_WHAT IS REQUIRED_
Return the records that follow, matching each one exactly.

======

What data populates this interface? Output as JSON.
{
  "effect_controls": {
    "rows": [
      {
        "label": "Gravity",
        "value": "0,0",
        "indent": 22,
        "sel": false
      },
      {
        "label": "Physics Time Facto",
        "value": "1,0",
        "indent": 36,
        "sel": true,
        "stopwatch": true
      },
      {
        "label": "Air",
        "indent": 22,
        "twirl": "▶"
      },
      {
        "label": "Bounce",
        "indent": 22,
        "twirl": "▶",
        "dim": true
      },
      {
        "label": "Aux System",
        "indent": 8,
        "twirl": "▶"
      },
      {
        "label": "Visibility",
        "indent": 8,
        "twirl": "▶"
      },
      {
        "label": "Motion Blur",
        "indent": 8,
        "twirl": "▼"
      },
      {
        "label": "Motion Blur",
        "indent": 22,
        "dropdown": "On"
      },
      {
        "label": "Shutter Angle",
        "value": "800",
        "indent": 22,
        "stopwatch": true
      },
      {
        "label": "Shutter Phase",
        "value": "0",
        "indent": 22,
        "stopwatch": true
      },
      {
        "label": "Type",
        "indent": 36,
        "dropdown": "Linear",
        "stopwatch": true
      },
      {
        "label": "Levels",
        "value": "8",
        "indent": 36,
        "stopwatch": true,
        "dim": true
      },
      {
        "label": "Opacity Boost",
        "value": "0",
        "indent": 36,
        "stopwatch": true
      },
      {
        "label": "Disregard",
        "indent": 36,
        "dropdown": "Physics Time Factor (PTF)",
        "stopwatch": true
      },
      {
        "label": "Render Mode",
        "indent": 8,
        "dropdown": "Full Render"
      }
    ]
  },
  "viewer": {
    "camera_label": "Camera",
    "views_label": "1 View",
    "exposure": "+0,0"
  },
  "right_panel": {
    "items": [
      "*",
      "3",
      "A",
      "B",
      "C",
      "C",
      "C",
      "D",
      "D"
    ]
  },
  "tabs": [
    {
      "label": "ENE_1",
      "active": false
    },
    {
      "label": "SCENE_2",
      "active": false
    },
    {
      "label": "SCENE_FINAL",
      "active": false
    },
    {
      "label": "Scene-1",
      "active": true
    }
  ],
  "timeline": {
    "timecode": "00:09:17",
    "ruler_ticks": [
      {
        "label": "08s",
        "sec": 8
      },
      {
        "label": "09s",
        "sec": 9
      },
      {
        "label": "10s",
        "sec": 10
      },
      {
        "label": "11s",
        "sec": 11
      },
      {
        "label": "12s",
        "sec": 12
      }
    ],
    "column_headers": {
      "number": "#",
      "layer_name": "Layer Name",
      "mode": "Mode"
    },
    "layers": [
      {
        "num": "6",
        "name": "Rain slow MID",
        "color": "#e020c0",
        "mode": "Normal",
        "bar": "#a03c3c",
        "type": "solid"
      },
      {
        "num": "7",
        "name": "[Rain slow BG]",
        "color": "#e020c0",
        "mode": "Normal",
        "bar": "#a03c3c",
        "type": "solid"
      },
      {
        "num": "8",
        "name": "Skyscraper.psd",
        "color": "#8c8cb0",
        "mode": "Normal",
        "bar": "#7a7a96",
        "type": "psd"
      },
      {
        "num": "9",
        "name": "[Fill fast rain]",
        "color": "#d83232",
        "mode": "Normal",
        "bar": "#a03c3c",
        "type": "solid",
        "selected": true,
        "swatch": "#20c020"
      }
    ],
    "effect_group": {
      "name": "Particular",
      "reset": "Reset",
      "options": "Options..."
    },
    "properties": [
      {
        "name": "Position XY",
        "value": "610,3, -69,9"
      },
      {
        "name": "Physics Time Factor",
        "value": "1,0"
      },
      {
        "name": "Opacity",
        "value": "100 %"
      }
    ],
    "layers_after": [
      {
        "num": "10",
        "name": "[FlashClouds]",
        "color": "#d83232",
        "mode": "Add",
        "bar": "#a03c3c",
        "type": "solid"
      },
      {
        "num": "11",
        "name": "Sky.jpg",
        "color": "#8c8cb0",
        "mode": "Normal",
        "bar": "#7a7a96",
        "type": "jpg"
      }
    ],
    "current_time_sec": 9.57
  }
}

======

_THE COMPLETED TASK_
What data populates this interface? Output as JSON.
{
  "effect_controls": {
    "rows": [
      {
        "label": "Gravity",
        "value": "0,0",
        "indent": 22,
        "sel": false
      },
      {
        "label": "Physics Time Facto",
        "value": "1,0",
        "indent": 36,
        "sel": true,
        "stopwatch": true
      },
      {
        "label": "Air",
        "indent": 22,
        "twirl": "▶"
      },
      {
        "label": "Bounce",
        "indent": 22,
        "twirl": "▶",
        "dim": true
      },
      {
        "label": "Aux System",
        "indent": 8,
        "twirl": "▶"
      },
      {
        "label": "Visibility",
        "indent": 8,
        "twirl": "▶"
      },
      {
        "label": "Motion Blur",
        "indent": 8,
        "twirl": "▼"
      },
      {
        "label": "Motion Blur",
        "indent": 22,
        "dropdown": "On"
      },
      {
        "label": "Shutter Angle",
        "value": "800",
        "indent": 22,
        "stopwatch": true
      },
      {
        "label": "Shutter Phase",
        "value": "0",
        "indent": 22,
        "stopwatch": true
      },
      {
        "label": "Type",
        "indent": 36,
        "dropdown": "Linear",
        "stopwatch": true
      },
      {
        "label": "Levels",
        "value": "8",
        "indent": 36,
        "stopwatch": true,
        "dim": true
      },
      {
        "label": "Opacity Boost",
        "value": "0",
        "indent": 36,
        "stopwatch": true
      },
      {
        "label": "Disregard",
        "indent": 36,
        "dropdown": "Physics Time Factor (PTF)",
        "stopwatch": true
      },
      {
        "label": "Render Mode",
        "indent": 8,
        "dropdown": "Full Render"
      }
    ]
  },
  "viewer": {
    "camera_label": "Camera",
    "views_label": "1 View",
    "exposure": "+0,0"
  },
  "right_panel": {
    "items": [
      "*",
      "3",
      "A",
      "B",
      "C",
      "C",
      "C",
      "D",
      "D"
    ]
  },
  "tabs": [
    {
      "label": "ENE_1",
      "active": false
    },
    {
      "label": "SCENE_2",
      "active": false
    },
    {
      "label": "SCENE_FINAL",
      "active": false
    },
    {
      "label": "Scene-1",
      "active": true
    }
  ],
  "timeline": {
    "timecode": "00:09:17",
    "ruler_ticks": [
      {
        "label": "08s",
        "sec": 8
      },
      {
        "label": "09s",
        "sec": 9
      },
      {
        "label": "10s",
        "sec": 10
      },
      {
        "label": "11s",
        "sec": 11
      },
      {
        "label": "12s",
        "sec": 12
      }
    ],
    "column_headers": {
      "number": "#",
      "layer_name": "Layer Name",
      "mode": "Mode"
    },
    "layers": [
      {
        "num": "6",
        "name": "Rain slow MID",
        "color": "#e020c0",
        "mode": "Normal",
        "bar": "#a03c3c",
        "type": "solid"
      },
      {
        "num": "7",
        "name": "[Rain slow BG]",
        "color": "#e020c0",
        "mode": "Normal",
        "bar": "#a03c3c",
        "type": "solid"
      },
      {
        "num": "8",
        "name": "Skyscraper.psd",
        "color": "#8c8cb0",
        "mode": "Normal",
        "bar": "#7a7a96",
        "type": "psd"
      },
      {
        "num": "9",
        "name": "[Fill fast rain]",
        "color": "#d83232",
        "mode": "Normal",
        "bar": "#a03c3c",
        "type": "solid",
        "selected": true,
        "swatch": "#20c020"
      }
    ],
    "effect_group": {
      "name": "Particular",
      "reset": "Reset",
      "options": "Options..."
    },
    "properties": [
      {
        "name": "Position XY",
        "value": "610,3, -69,9"
      },
      {
        "name": "Physics Time Factor",
        "value": "1,0"
      },
      {
        "name": "Opacity",
        "value": "100 %"
      }
    ],
    "layers_after": [
      {
        "num": "10",
        "name": "[FlashClouds]",
        "color": "#d83232",
        "mode": "Add",
        "bar": "#a03c3c",
        "type": "solid"
      },
      {
        "num": "11",
        "name": "Sky.jpg",
        "color": "#8c8cb0",
        "mode": "Normal",
        "bar": "#7a7a96",
        "type": "jpg"
      }
    ],
    "current_time_sec": 9.57
  }
}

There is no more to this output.